Marriage has declined as the central organizing structure of the American family. As more individuals choose non-marital fertility, one might wonder whether marriage is too strong a contract, leaving people seeking a weaker alternative. Yet marriage rates have remained persistently higher for wealthy individuals, even after accounting for factors like education, income, and race. Lafortune et al. present a theoretical argument and empirical evidence that wealth serves as “collateral” to strengthen the marriage contract, and that this “collateralized” contract had retained its value even as the value of marriage has otherwise eroded. In particular, because the marriage contract states that joint assets are to be divided in the case of divorce, the authors suggest that wealth allows a couple to commit to more equal sharing of assets in case their union dissolves. This provides protection to the partner who does more “at-home” work. Consequently, couples with “collateralized” marriages are able to choose the optimal division of “at-home” and “traditional” labor and receive more value from marriage. This has the important policy implication that wealth inequality may directly lead to inequality in family structure, child investments, and other important outcomes.
This week’s top chart shows that, among students with the median SAT score required by Ivy League universities, those from the top quintile are significantly more likely than those from the bottom quintile – and particularly the middle class – to end up attending these schools. This chart was produced by John Friedman for our May 19th webinar on college access, admissions, and the American middle class. The research produced by the Future of the Middle Class Initiative that motivated the event can be found here.
“There is another kind of violence, slower but just as deadly, destructive as the shot or the bomb in the night. This is the violence of institutions; indifference and inaction and slow decay. This is the violence that afflicts the poor, that poisons relations between men because their skin has different colors. This is a slow destruction of a child by hunger, and schools without books, and homes without heat … structural racism doesn’t easily go viral, but it is deadly,” writes Nicholas Kristof in the New York Times.

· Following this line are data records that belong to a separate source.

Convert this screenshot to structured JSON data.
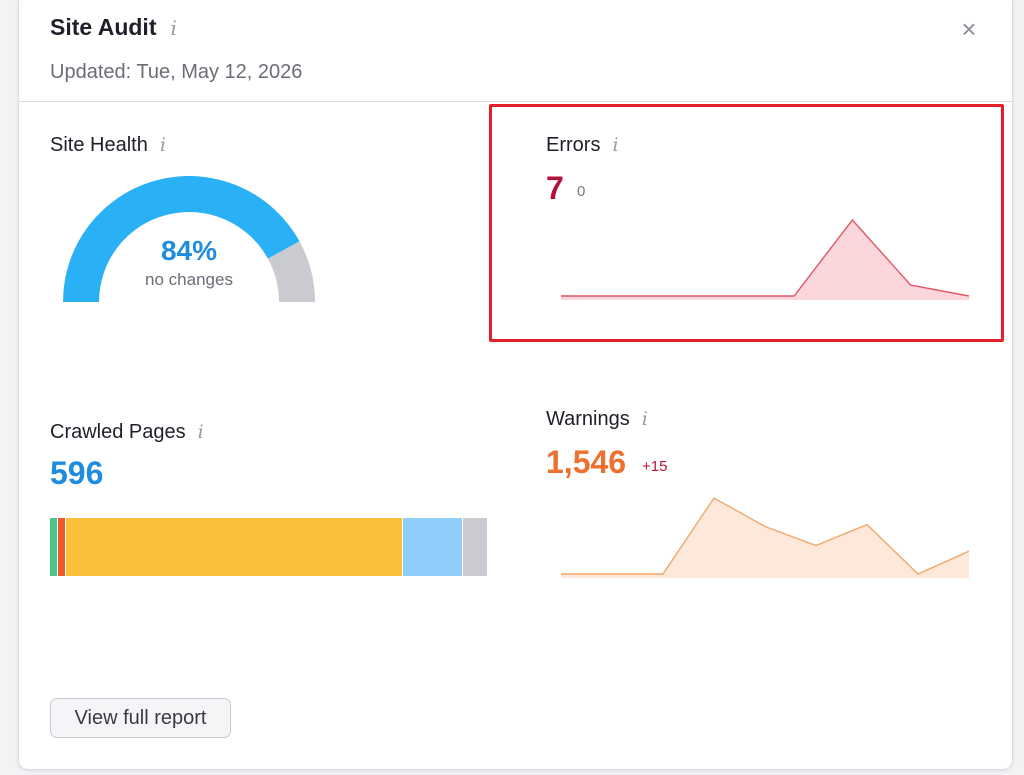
{
  "header": {
    "title": "Site Audit",
    "info_glyph": "i",
    "updated": "Updated: Tue, May 12, 2026",
    "close_glyph": "×"
  },
  "site_health": {
    "label": "Site Health",
    "value": "84%",
    "percent": 84,
    "status": "no changes",
    "color": "#2ab0f5",
    "rest_color": "#c9cbd1"
  },
  "errors": {
    "label": "Errors",
    "value": "7",
    "delta": "0",
    "value_color": "#b3133b",
    "line_color": "#e05767",
    "fill_color": "#fbd6da",
    "trend": [
      0,
      0,
      0,
      0,
      0,
      7,
      1,
      0
    ]
  },
  "crawled_pages": {
    "label": "Crawled Pages",
    "value": "596",
    "value_color": "#1f8ce0",
    "segments": [
      {
        "color": "#4cc48e",
        "value": 1.5
      },
      {
        "color": "#ec5a2b",
        "value": 1.8
      },
      {
        "color": "#fbbf3a",
        "value": 77
      },
      {
        "color": "#8fcdfb",
        "value": 13.5
      },
      {
        "color": "#c9cbd1",
        "value": 5.5
      }
    ]
  },
  "warnings": {
    "label": "Warnings",
    "value": "1,546",
    "delta": "+15",
    "value_color": "#ef6f2e",
    "delta_color": "#b3133b",
    "line_color": "#f0a86a",
    "fill_color": "#fde8da",
    "trend": [
      1300,
      1300,
      1300,
      1700,
      1550,
      1450,
      1560,
      1300,
      1420
    ]
  },
  "footer": {
    "button_label": "View full report"
  }
}
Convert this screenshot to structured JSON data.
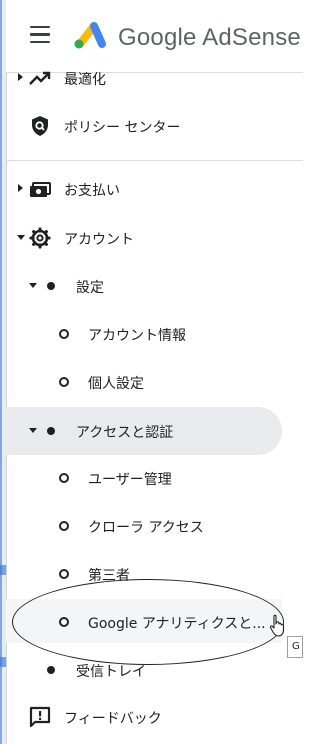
{
  "header": {
    "brand": "Google AdSense",
    "menu_icon": "hamburger-menu-icon",
    "logo_colors": [
      "#fbbc04",
      "#4285f4",
      "#34a853"
    ]
  },
  "nav": {
    "optimize": {
      "label": "最適化",
      "icon": "trending-up-icon"
    },
    "policy_center": {
      "label": "ポリシー センター",
      "icon": "shield-icon"
    },
    "payments": {
      "label": "お支払い",
      "icon": "payments-icon"
    },
    "account": {
      "label": "アカウント",
      "icon": "gear-icon"
    },
    "settings": {
      "label": "設定"
    },
    "account_info": {
      "label": "アカウント情報"
    },
    "personal_settings": {
      "label": "個人設定"
    },
    "access_auth": {
      "label": "アクセスと認証"
    },
    "user_management": {
      "label": "ユーザー管理"
    },
    "crawler_access": {
      "label": "クローラ アクセス"
    },
    "third_party": {
      "label": "第三者"
    },
    "google_analytics": {
      "label": "Google アナリティクスと..."
    },
    "inbox": {
      "label": "受信トレイ"
    },
    "feedback": {
      "label": "フィードバック",
      "icon": "feedback-icon"
    }
  },
  "tooltip": {
    "text": "G"
  },
  "colors": {
    "selected_bg": "#e8eaed",
    "divider": "#dadce0",
    "text": "#202124"
  }
}
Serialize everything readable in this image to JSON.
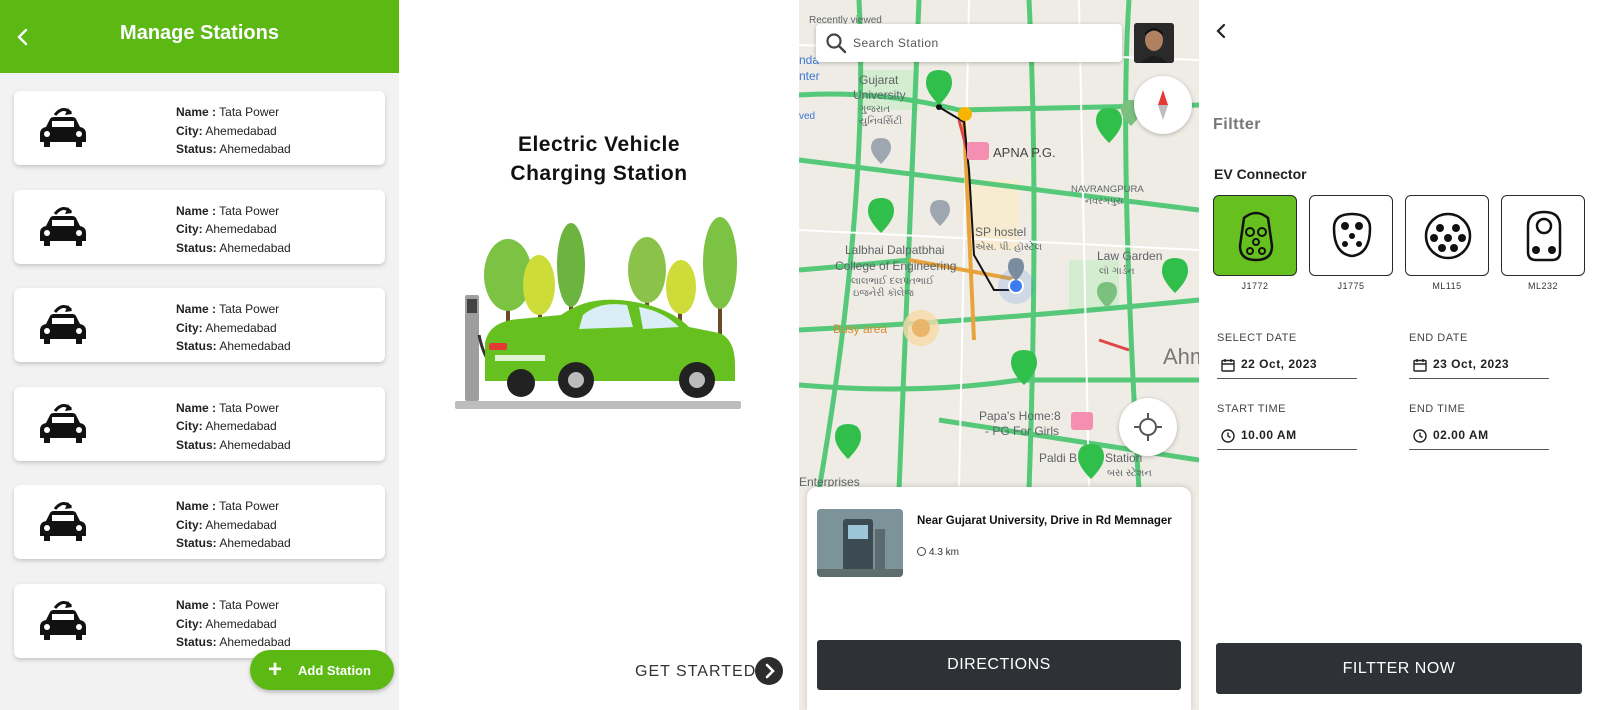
{
  "manage": {
    "title": "Manage Stations",
    "field_labels": {
      "name": "Name :",
      "city": "City:",
      "status": "Status:"
    },
    "stations": [
      {
        "name": "Tata Power",
        "city": "Ahemedabad",
        "status": "Ahemedabad"
      },
      {
        "name": "Tata Power",
        "city": "Ahemedabad",
        "status": "Ahemedabad"
      },
      {
        "name": "Tata Power",
        "city": "Ahemedabad",
        "status": "Ahemedabad"
      },
      {
        "name": "Tata Power",
        "city": "Ahemedabad",
        "status": "Ahemedabad"
      },
      {
        "name": "Tata Power",
        "city": "Ahemedabad",
        "status": "Ahemedabad"
      },
      {
        "name": "Tata Power",
        "city": "Ahemedabad",
        "status": "Ahemedabad"
      }
    ],
    "add_button": "Add Station",
    "icons": {
      "back": "back-arrow-icon",
      "station": "ev-car-charging-icon",
      "add": "plus-icon"
    },
    "accent": "#5cb914"
  },
  "onboarding": {
    "title_line1": "Electric Vehicle",
    "title_line2": "Charging Station",
    "cta": "GET STARTED",
    "icons": {
      "cta": "chevron-right-icon"
    }
  },
  "map": {
    "search_placeholder": "Search Station",
    "labels": {
      "recently_viewed": "Recently viewed",
      "gujarat": "Gujarat",
      "university": "University",
      "gujarat_gu": "ગુજરાત",
      "university_gu": "યુનિવર્સિટી",
      "apna": "APNA P.G.",
      "navrangpura": "NAVRANGPURA",
      "navrangpura_gu": "નવરંગપુરા",
      "sp_hostel": "SP hostel",
      "sp_hostel_gu": "એસ. પી. હૉસ્ટેલ",
      "lalbhai1": "Lalbhai Dalpatbhai",
      "lalbhai2": "College of Engineering",
      "lalbhai_gu1": "લાલભાઈ દલપતભાઈ",
      "lalbhai_gu2": "ઇજનેરી કૉલેજ",
      "law_garden": "Law Garden",
      "law_garden_gu": "લૉ ગાર્ડન",
      "busy_area": "Busy area",
      "papas1": "Papa's Home:8",
      "papas2": "- PG For Girls",
      "paldi": "Paldi B",
      "station": "Station",
      "station_gu": "બસ સ્ટેશન",
      "enterprises": "Enterprises",
      "ahm": "Ahm",
      "nter": "nter",
      "nda": "nda",
      "ved": "ved"
    },
    "place": {
      "name": "Near Gujarat University, Drive in Rd Memnager",
      "distance": "4.3 km"
    },
    "directions_button": "DIRECTIONS",
    "icons": {
      "search": "search-icon",
      "compass": "compass-icon",
      "locate": "my-location-icon",
      "marker": "charging-marker-icon"
    }
  },
  "filter": {
    "title": "Filtter",
    "section": "EV Connector",
    "connectors": [
      {
        "label": "J1772",
        "selected": true
      },
      {
        "label": "J1775",
        "selected": false
      },
      {
        "label": "ML115",
        "selected": false
      },
      {
        "label": "ML232",
        "selected": false
      }
    ],
    "select_date_label": "SELECT DATE",
    "select_date_value": "22 Oct, 2023",
    "end_date_label": "END DATE",
    "end_date_value": "23 Oct, 2023",
    "start_time_label": "START TIME",
    "start_time_value": "10.00 AM",
    "end_time_label": "END TIME",
    "end_time_value": "02.00 AM",
    "button": "FILTTER NOW",
    "icons": {
      "back": "back-arrow-icon",
      "date": "calendar-icon",
      "time": "clock-icon"
    }
  }
}
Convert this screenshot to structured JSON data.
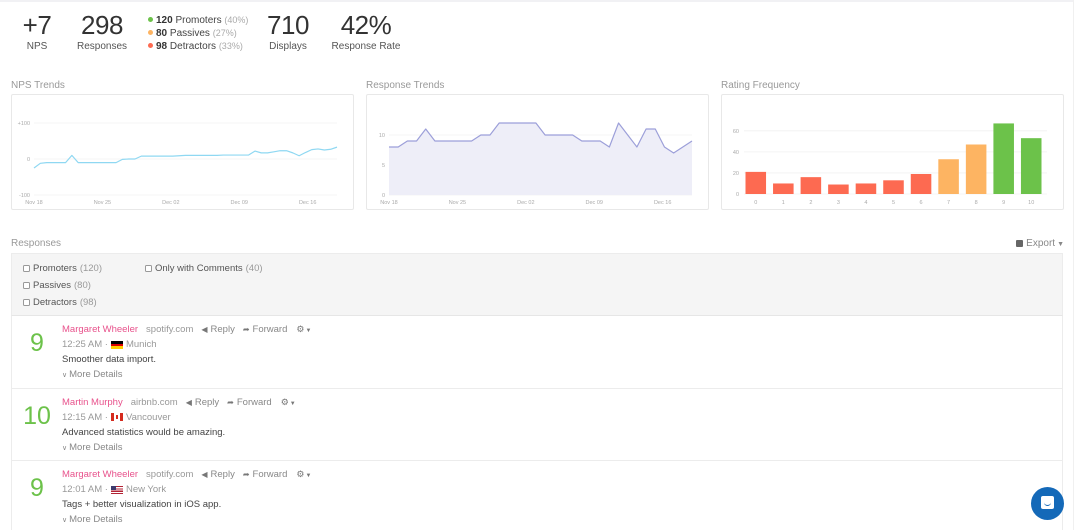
{
  "stats": {
    "nps": {
      "value": "+7",
      "label": "NPS"
    },
    "responses": {
      "value": "298",
      "label": "Responses"
    },
    "breakdown": [
      {
        "count": "120",
        "label": "Promoters",
        "pct": "(40%)",
        "color": "#6cc24a"
      },
      {
        "count": "80",
        "label": "Passives",
        "pct": "(27%)",
        "color": "#fdb462"
      },
      {
        "count": "98",
        "label": "Detractors",
        "pct": "(33%)",
        "color": "#fd6a51"
      }
    ],
    "displays": {
      "value": "710",
      "label": "Displays"
    },
    "response_rate": {
      "value": "42%",
      "label": "Response Rate"
    }
  },
  "chart_data": [
    {
      "type": "line",
      "title": "NPS Trends",
      "color": "#8fd8f2",
      "xlabel": "",
      "ylabel": "",
      "x_ticks": [
        "Nov 18",
        "Nov 25",
        "Dec 02",
        "Dec 09",
        "Dec 16"
      ],
      "y_ticks": [
        "+100",
        "0",
        "-100"
      ],
      "ylim": [
        -100,
        100
      ],
      "grid": true,
      "values": [
        -25,
        -12,
        -10,
        -10,
        -10,
        -10,
        10,
        -10,
        -10,
        -10,
        -10,
        -10,
        -10,
        -10,
        -1,
        0,
        0,
        8,
        8,
        8,
        8,
        8,
        8,
        9,
        10,
        10,
        10,
        10,
        10,
        10,
        11,
        11,
        11,
        11,
        11,
        22,
        17,
        17,
        20,
        23,
        23,
        17,
        9,
        18,
        26,
        28,
        25,
        27,
        33
      ]
    },
    {
      "type": "area",
      "title": "Response Trends",
      "color": "#9c9fd9",
      "fill": "#eeeef8",
      "xlabel": "",
      "ylabel": "",
      "x_ticks": [
        "Nov 18",
        "Nov 25",
        "Dec 02",
        "Dec 09",
        "Dec 16"
      ],
      "y_ticks": [
        "10",
        "5",
        "0"
      ],
      "ylim": [
        0,
        12
      ],
      "grid": true,
      "values": [
        8,
        8,
        9,
        9,
        11,
        9,
        9,
        9,
        9,
        9,
        10,
        10,
        12,
        12,
        12,
        12,
        12,
        10,
        10,
        10,
        10,
        9,
        9,
        9,
        8,
        12,
        10,
        8,
        11,
        11,
        8,
        7,
        8,
        9
      ]
    },
    {
      "type": "bar",
      "title": "Rating Frequency",
      "categories": [
        "0",
        "1",
        "2",
        "3",
        "4",
        "5",
        "6",
        "7",
        "8",
        "9",
        "10"
      ],
      "values": [
        21,
        10,
        16,
        9,
        10,
        13,
        19,
        33,
        47,
        67,
        53
      ],
      "colors": [
        "#fd6a51",
        "#fd6a51",
        "#fd6a51",
        "#fd6a51",
        "#fd6a51",
        "#fd6a51",
        "#fd6a51",
        "#fdb462",
        "#fdb462",
        "#6cc24a",
        "#6cc24a"
      ],
      "y_ticks": [
        "60",
        "40",
        "20",
        "0"
      ],
      "ylim": [
        0,
        75
      ],
      "grid": true
    }
  ],
  "responses": {
    "title": "Responses",
    "export_label": "Export",
    "filters": [
      {
        "label": "Promoters",
        "count": "(120)"
      },
      {
        "label": "Passives",
        "count": "(80)"
      },
      {
        "label": "Detractors",
        "count": "(98)"
      },
      {
        "label": "Only with Comments",
        "count": "(40)"
      }
    ],
    "reply_label": "Reply",
    "forward_label": "Forward",
    "more_label": "More Details",
    "items": [
      {
        "score": "9",
        "name": "Margaret Wheeler",
        "domain": "spotify.com",
        "time": "12:25 AM",
        "flag": "germany",
        "city": "Munich",
        "comment": "Smoother data import."
      },
      {
        "score": "10",
        "name": "Martin Murphy",
        "domain": "airbnb.com",
        "time": "12:15 AM",
        "flag": "canada",
        "city": "Vancouver",
        "comment": "Advanced statistics would be amazing."
      },
      {
        "score": "9",
        "name": "Margaret Wheeler",
        "domain": "spotify.com",
        "time": "12:01 AM",
        "flag": "usa",
        "city": "New York",
        "comment": "Tags + better visualization in iOS app."
      }
    ]
  }
}
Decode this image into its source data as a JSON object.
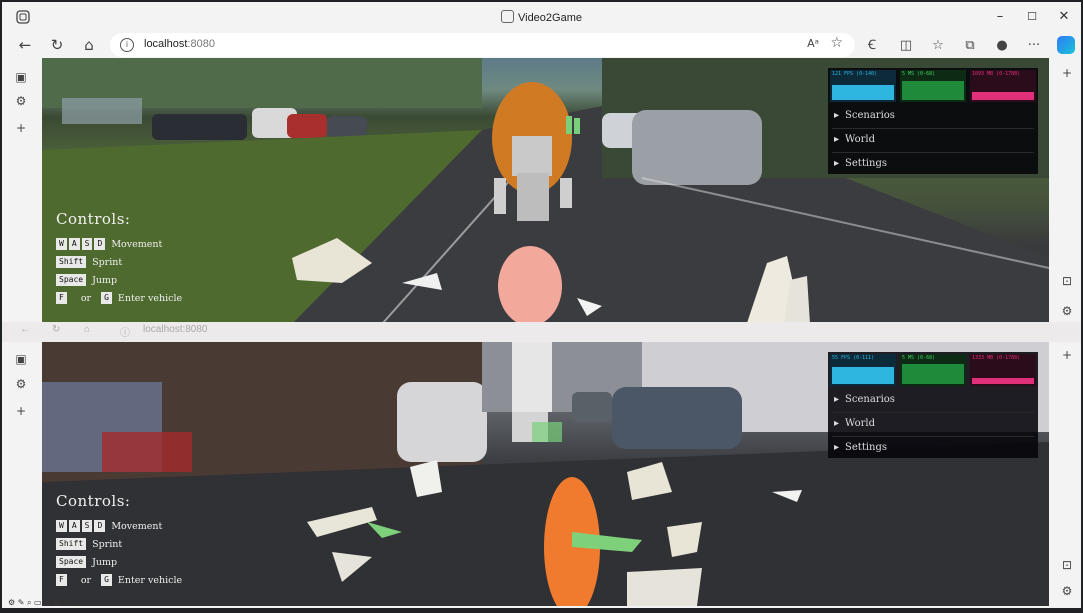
{
  "window": {
    "title": "Video2Game"
  },
  "toolbar": {
    "url_host": "localhost",
    "url_port": ":8080",
    "read_aloud": "Aᵃ"
  },
  "ghost_url": "localhost:8080",
  "controls": {
    "heading": "Controls:",
    "rows": [
      {
        "keys": [
          "W",
          "A",
          "S",
          "D"
        ],
        "label": "Movement"
      },
      {
        "keys": [
          "Shift"
        ],
        "label": "Sprint"
      },
      {
        "keys": [
          "Space"
        ],
        "label": "Jump"
      },
      {
        "keys": [
          "F",
          "G"
        ],
        "separator": "or",
        "label": "Enter vehicle"
      }
    ]
  },
  "panel": {
    "menu": [
      "Scenarios",
      "World",
      "Settings"
    ]
  },
  "viewports": [
    {
      "stats": [
        "121 FPS (0-140)",
        "5 MS (0-68)",
        "1093 MB (0-1788)"
      ],
      "stat_levels": [
        0.62,
        0.78,
        0.32
      ]
    },
    {
      "stats": [
        "55 FPS (0-111)",
        "5 MS (0-68)",
        "1333 MB (0-1788)"
      ],
      "stat_levels": [
        0.7,
        0.85,
        0.25
      ]
    }
  ],
  "colors": {
    "fps": "#2fb6e0",
    "ms": "#1f8a3a",
    "mb": "#e0307a"
  },
  "icons": [
    "app-icon",
    "back-icon",
    "refresh-icon",
    "home-icon",
    "info-icon",
    "star-icon",
    "extensions-icon",
    "split-screen-icon",
    "favorites-icon",
    "collections-icon",
    "profile-icon",
    "more-icon",
    "copilot-icon",
    "sidebar-toggle-icon",
    "gear-icon",
    "add-icon"
  ]
}
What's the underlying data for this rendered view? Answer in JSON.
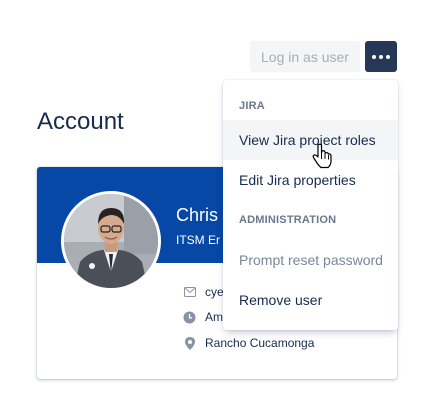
{
  "header": {
    "login_label": "Log in as user",
    "more_icon": "ellipsis-icon"
  },
  "page": {
    "title": "Account"
  },
  "profile": {
    "name": "Chris Y",
    "title": "ITSM Er",
    "email": "cye",
    "timezone": "Am",
    "location": "Rancho Cucamonga",
    "banner_color": "#0747a6"
  },
  "menu": {
    "groups": [
      {
        "heading": "JIRA",
        "items": [
          {
            "label": "View Jira project roles"
          },
          {
            "label": "Edit Jira properties"
          }
        ]
      },
      {
        "heading": "ADMINISTRATION",
        "items": [
          {
            "label": "Prompt reset password"
          },
          {
            "label": "Remove user"
          }
        ]
      }
    ]
  },
  "colors": {
    "accent": "#253858",
    "text": "#172b4d",
    "muted": "#6b778c",
    "disabled": "#7a869a"
  }
}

The COVID-19 pandemic has underscored the importance of many workers in “low-prestige” jobs in our food supply chains, transportation networks, and elsewhere. These workers are disproportionately Black and Hispanic. Many are immigrants, and some are undocumented. Their jobs lack many of the benefits and protections of “high-prestige” positions. Very often, these workers feel ignored and disrespected. In their new piece “Many essential workers are in ‘low-prestige’ jobs. Time to change our attitudes – and policies?“, Hannah Van Drie and Richard Reeves use data from the General Social Survey to examine the perceived occupational prestige of many of these essential workers. Quotes from these workers are also included to give us an inside look at the experiences of these heroes.